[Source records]
#####
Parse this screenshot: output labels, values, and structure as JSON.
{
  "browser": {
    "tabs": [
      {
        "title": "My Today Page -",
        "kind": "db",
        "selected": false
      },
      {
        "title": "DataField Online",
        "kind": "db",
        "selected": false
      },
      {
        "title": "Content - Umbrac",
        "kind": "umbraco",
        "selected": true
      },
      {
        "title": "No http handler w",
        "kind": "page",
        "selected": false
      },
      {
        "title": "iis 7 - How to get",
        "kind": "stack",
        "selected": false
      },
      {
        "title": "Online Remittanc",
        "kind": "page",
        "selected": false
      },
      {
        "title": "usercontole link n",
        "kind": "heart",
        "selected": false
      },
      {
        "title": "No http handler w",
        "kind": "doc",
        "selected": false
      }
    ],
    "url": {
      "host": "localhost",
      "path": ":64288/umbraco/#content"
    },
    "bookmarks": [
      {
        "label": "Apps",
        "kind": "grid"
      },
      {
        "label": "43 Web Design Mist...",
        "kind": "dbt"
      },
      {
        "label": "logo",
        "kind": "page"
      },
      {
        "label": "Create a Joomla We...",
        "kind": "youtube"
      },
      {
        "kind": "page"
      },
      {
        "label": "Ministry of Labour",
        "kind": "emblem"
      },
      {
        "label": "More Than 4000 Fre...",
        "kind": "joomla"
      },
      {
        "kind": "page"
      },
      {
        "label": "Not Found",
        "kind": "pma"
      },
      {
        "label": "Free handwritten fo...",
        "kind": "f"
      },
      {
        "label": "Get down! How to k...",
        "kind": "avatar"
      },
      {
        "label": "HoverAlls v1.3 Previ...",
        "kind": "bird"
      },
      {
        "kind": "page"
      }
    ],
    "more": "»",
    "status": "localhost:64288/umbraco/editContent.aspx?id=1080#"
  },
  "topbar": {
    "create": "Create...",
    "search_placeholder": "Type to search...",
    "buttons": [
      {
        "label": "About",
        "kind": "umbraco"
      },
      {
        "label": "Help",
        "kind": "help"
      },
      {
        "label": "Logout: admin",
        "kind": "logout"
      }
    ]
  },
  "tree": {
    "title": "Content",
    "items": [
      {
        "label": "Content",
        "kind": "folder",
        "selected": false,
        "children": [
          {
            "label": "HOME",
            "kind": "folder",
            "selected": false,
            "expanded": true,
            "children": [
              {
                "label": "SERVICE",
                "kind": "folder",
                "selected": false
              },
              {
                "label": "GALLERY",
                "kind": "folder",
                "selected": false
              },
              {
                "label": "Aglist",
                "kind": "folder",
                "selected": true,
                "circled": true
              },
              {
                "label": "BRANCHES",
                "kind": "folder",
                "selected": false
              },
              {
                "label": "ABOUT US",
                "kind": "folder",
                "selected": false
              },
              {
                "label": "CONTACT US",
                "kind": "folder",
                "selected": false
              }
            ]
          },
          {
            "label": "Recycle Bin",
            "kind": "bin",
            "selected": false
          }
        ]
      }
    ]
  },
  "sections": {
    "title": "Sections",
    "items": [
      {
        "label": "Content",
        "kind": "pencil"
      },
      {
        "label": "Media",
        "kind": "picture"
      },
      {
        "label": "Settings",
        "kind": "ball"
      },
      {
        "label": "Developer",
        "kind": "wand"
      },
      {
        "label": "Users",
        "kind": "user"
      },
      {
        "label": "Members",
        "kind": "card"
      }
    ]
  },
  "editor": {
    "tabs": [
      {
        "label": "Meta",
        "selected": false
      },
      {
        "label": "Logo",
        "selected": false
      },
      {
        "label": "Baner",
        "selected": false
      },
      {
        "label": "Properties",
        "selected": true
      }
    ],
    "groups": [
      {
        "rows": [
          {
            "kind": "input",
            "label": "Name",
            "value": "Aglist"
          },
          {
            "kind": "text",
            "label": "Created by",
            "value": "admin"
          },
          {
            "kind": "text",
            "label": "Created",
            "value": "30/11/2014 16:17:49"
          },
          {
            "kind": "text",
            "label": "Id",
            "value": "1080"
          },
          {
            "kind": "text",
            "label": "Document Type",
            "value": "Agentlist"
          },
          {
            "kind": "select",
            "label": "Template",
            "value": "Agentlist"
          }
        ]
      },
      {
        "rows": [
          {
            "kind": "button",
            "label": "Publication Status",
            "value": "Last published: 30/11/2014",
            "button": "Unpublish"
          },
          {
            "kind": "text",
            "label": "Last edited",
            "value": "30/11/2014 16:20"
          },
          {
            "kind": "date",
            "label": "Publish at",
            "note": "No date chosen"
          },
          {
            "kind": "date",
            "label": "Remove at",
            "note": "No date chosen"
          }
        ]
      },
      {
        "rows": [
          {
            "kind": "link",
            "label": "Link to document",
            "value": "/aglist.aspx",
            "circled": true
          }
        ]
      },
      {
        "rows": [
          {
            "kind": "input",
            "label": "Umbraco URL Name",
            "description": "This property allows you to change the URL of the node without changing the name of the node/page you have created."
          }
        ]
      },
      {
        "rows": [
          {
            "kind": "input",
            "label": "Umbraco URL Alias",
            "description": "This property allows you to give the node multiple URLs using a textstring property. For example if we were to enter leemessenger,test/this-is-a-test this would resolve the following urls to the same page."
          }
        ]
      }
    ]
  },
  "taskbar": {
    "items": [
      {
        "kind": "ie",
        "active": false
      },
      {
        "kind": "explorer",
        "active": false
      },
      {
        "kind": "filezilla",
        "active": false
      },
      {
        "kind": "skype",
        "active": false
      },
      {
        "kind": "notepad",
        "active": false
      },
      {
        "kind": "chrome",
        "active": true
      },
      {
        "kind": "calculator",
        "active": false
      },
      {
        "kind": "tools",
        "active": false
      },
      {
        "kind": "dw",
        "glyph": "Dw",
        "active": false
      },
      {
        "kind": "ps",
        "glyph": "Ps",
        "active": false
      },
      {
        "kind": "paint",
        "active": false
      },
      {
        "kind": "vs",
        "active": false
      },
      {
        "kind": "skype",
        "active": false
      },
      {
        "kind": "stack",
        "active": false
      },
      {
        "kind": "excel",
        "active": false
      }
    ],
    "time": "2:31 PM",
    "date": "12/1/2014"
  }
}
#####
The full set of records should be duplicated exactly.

Parse this screenshot: output labels, values, and structure as JSON.
{
  "browser": {
    "tabs": [
      {
        "title": "My Today Page -",
        "kind": "db",
        "selected": false
      },
      {
        "title": "DataField Online",
        "kind": "db",
        "selected": false
      },
      {
        "title": "Content - Umbrac",
        "kind": "umbraco",
        "selected": true
      },
      {
        "title": "No http handler w",
        "kind": "page",
        "selected": false
      },
      {
        "title": "iis 7 - How to get",
        "kind": "stack",
        "selected": false
      },
      {
        "title": "Online Remittanc",
        "kind": "page",
        "selected": false
      },
      {
        "title": "usercontole link n",
        "kind": "heart",
        "selected": false
      },
      {
        "title": "No http handler w",
        "kind": "doc",
        "selected": false
      }
    ],
    "url": {
      "host": "localhost",
      "path": ":64288/umbraco/#content"
    },
    "bookmarks": [
      {
        "label": "Apps",
        "kind": "grid"
      },
      {
        "label": "43 Web Design Mist...",
        "kind": "dbt"
      },
      {
        "label": "logo",
        "kind": "page"
      },
      {
        "label": "Create a Joomla We...",
        "kind": "youtube"
      },
      {
        "kind": "page"
      },
      {
        "label": "Ministry of Labour",
        "kind": "emblem"
      },
      {
        "label": "More Than 4000 Fre...",
        "kind": "joomla"
      },
      {
        "kind": "page"
      },
      {
        "label": "Not Found",
        "kind": "pma"
      },
      {
        "label": "Free handwritten fo...",
        "kind": "f"
      },
      {
        "label": "Get down! How to k...",
        "kind": "avatar"
      },
      {
        "label": "HoverAlls v1.3 Previ...",
        "kind": "bird"
      },
      {
        "kind": "page"
      }
    ],
    "more": "»",
    "status": "localhost:64288/umbraco/editContent.aspx?id=1080#"
  },
  "topbar": {
    "create": "Create...",
    "search_placeholder": "Type to search...",
    "buttons": [
      {
        "label": "About",
        "kind": "umbraco"
      },
      {
        "label": "Help",
        "kind": "help"
      },
      {
        "label": "Logout: admin",
        "kind": "logout"
      }
    ]
  },
  "tree": {
    "title": "Content",
    "items": [
      {
        "label": "Content",
        "kind": "folder",
        "selected": false,
        "children": [
          {
            "label": "HOME",
            "kind": "folder",
            "selected": false,
            "expanded": true,
            "children": [
              {
                "label": "SERVICE",
                "kind": "folder",
                "selected": false
              },
              {
                "label": "GALLERY",
                "kind": "folder",
                "selected": false
              },
              {
                "label": "Aglist",
                "kind": "folder",
                "selected": true,
                "circled": true
              },
              {
                "label": "BRANCHES",
                "kind": "folder",
                "selected": false
              },
              {
                "label": "ABOUT US",
                "kind": "folder",
                "selected": false
              },
              {
                "label": "CONTACT US",
                "kind": "folder",
                "selected": false
              }
            ]
          },
          {
            "label": "Recycle Bin",
            "kind": "bin",
            "selected": false
          }
        ]
      }
    ]
  },
  "sections": {
    "title": "Sections",
    "items": [
      {
        "label": "Content",
        "kind": "pencil"
      },
      {
        "label": "Media",
        "kind": "picture"
      },
      {
        "label": "Settings",
        "kind": "ball"
      },
      {
        "label": "Developer",
        "kind": "wand"
      },
      {
        "label": "Users",
        "kind": "user"
      },
      {
        "label": "Members",
        "kind": "card"
      }
    ]
  },
  "editor": {
    "tabs": [
      {
        "label": "Meta",
        "selected": false
      },
      {
        "label": "Logo",
        "selected": false
      },
      {
        "label": "Baner",
        "selected": false
      },
      {
        "label": "Properties",
        "selected": true
      }
    ],
    "groups": [
      {
        "rows": [
          {
            "kind": "input",
            "label": "Name",
            "value": "Aglist"
          },
          {
            "kind": "text",
            "label": "Created by",
            "value": "admin"
          },
          {
            "kind": "text",
            "label": "Created",
            "value": "30/11/2014 16:17:49"
          },
          {
            "kind": "text",
            "label": "Id",
            "value": "1080"
          },
          {
            "kind": "text",
            "label": "Document Type",
            "value": "Agentlist"
          },
          {
            "kind": "select",
            "label": "Template",
            "value": "Agentlist"
          }
        ]
      },
      {
        "rows": [
          {
            "kind": "button",
            "label": "Publication Status",
            "value": "Last published: 30/11/2014",
            "button": "Unpublish"
          },
          {
            "kind": "text",
            "label": "Last edited",
            "value": "30/11/2014 16:20"
          },
          {
            "kind": "date",
            "label": "Publish at",
            "note": "No date chosen"
          },
          {
            "kind": "date",
            "label": "Remove at",
            "note": "No date chosen"
          }
        ]
      },
      {
        "rows": [
          {
            "kind": "link",
            "label": "Link to document",
            "value": "/aglist.aspx",
            "circled": true
          }
        ]
      },
      {
        "rows": [
          {
            "kind": "input",
            "label": "Umbraco URL Name",
            "description": "This property allows you to change the URL of the node without changing the name of the node/page you have created."
          }
        ]
      },
      {
        "rows": [
          {
            "kind": "input",
            "label": "Umbraco URL Alias",
            "description": "This property allows you to give the node multiple URLs using a textstring property. For example if we were to enter leemessenger,test/this-is-a-test this would resolve the following urls to the same page."
          }
        ]
      }
    ]
  },
  "taskbar": {
    "items": [
      {
        "kind": "ie",
        "active": false
      },
      {
        "kind": "explorer",
        "active": false
      },
      {
        "kind": "filezilla",
        "active": false
      },
      {
        "kind": "skype",
        "active": false
      },
      {
        "kind": "notepad",
        "active": false
      },
      {
        "kind": "chrome",
        "active": true
      },
      {
        "kind": "calculator",
        "active": false
      },
      {
        "kind": "tools",
        "active": false
      },
      {
        "kind": "dw",
        "glyph": "Dw",
        "active": false
      },
      {
        "kind": "ps",
        "glyph": "Ps",
        "active": false
      },
      {
        "kind": "paint",
        "active": false
      },
      {
        "kind": "vs",
        "active": false
      },
      {
        "kind": "skype",
        "active": false
      },
      {
        "kind": "stack",
        "active": false
      },
      {
        "kind": "excel",
        "active": false
      }
    ],
    "time": "2:31 PM",
    "date": "12/1/2014"
  }
}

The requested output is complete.